Join FunTrivia for Free: Hourly trivia games, quizzes, community, and more!
Fun Trivia
Ask FunTrivia: Questions and Answers
Answers to 100,000 Fascinating Questions
Welcome to FunTrivia's Question & Answer forum!

Search All Questions

Please cite any factual claims with citation links or references from authoritative sources. Editors continuously recheck submissions and claims.

Archived Questions

Goto Qn #

If a googol (1 followed by 100 zeros) was written in binary notation, how many digits would it have?

Question #39902. Asked by jigaboo_sue.

Answer has 5 votes

Answer has 5 votes.
333 bits )binary digits

Oct 15 2003, 12:20 PM
Answer has 7 votes
Currently Best Answer
20 year member
2091 replies

Answer has 7 votes.

Currently voted the best answer.

In hexadecimal to be precise!

84 digits (4 binary bits each = 336) except the 1st digit is a 1 so 3 binary bits "unused" .

In binary ?
10010010010011010110100100101100101001100001101111101 followed by 280 zeroes !!!

Oct 15 2003, 1:43 PM
Answer has 7 votes

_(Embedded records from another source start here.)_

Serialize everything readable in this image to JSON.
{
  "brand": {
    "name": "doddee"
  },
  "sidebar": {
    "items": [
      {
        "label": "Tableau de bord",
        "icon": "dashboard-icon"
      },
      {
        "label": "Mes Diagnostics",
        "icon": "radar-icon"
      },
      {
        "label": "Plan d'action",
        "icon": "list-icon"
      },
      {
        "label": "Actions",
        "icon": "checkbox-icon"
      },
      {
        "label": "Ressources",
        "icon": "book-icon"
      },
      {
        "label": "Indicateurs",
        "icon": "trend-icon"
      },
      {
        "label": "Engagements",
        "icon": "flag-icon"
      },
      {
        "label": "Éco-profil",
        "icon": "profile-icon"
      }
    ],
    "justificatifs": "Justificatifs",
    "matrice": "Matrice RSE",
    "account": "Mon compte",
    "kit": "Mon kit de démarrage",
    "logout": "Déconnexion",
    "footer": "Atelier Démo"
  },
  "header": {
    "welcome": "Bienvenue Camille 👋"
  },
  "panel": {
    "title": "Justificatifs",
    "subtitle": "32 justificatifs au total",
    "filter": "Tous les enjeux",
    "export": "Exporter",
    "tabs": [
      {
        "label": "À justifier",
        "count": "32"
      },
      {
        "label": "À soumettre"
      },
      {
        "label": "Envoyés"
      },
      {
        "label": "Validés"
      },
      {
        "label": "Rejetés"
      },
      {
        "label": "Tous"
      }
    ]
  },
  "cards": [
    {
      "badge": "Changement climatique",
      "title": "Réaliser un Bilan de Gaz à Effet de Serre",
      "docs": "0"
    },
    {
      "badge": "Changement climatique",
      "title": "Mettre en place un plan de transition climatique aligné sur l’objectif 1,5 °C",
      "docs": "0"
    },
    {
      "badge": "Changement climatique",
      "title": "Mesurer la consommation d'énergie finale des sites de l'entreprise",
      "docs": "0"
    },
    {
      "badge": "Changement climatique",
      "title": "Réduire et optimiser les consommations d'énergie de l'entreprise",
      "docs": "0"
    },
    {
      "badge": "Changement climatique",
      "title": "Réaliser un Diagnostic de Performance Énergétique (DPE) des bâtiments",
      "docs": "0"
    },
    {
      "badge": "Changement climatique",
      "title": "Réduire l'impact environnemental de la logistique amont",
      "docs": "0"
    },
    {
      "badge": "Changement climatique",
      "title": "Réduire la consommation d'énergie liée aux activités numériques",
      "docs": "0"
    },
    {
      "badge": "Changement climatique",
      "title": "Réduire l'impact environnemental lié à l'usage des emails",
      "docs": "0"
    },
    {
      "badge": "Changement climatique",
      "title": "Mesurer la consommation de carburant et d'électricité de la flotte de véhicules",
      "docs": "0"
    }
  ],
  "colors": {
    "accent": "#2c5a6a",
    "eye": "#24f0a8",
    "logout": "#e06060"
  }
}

Answer has 7 votes.
sequoianoir is mistaken. It has only 100 zeros at the end. Here's a proof:

10^100 = 2^100 * 5^100.
2^100 in binary = 1000...000 (100 zeros)
5^100 in binary ends with a 1. (because 5^n ends with a 5 for all n, therefore all 5^n are odd, therefore ends with a 1 in binary).

5^100 ends with a 1 in binary. Multiplying it by 2^100 is equivalent to sticking 100 zeros on the right-hand side of 5^100. So in binary, you get 5^100 followed by 100 zeros.

If you have the "bc" program (available in UNIX) you can see it for yourself: 100100100100110101101001001011001010011000011011111001110101100001011001001111000010011000100110011100000101111110011100010101100111001000000100011100010000100011010011111001010101010110010010000110000100010101000001011101000111100010000000000000000000000000000000000000000000000000000000000000000000000000000000000000000000000000000

Jun 21 2007, 8:52 AM
free email trivia FREE! Get a new mixed Fun Trivia quiz each day in your email. It's a fun way to start your day!

arrow Your Email Address:

Sign in or Create Free User ID to participate in the discussion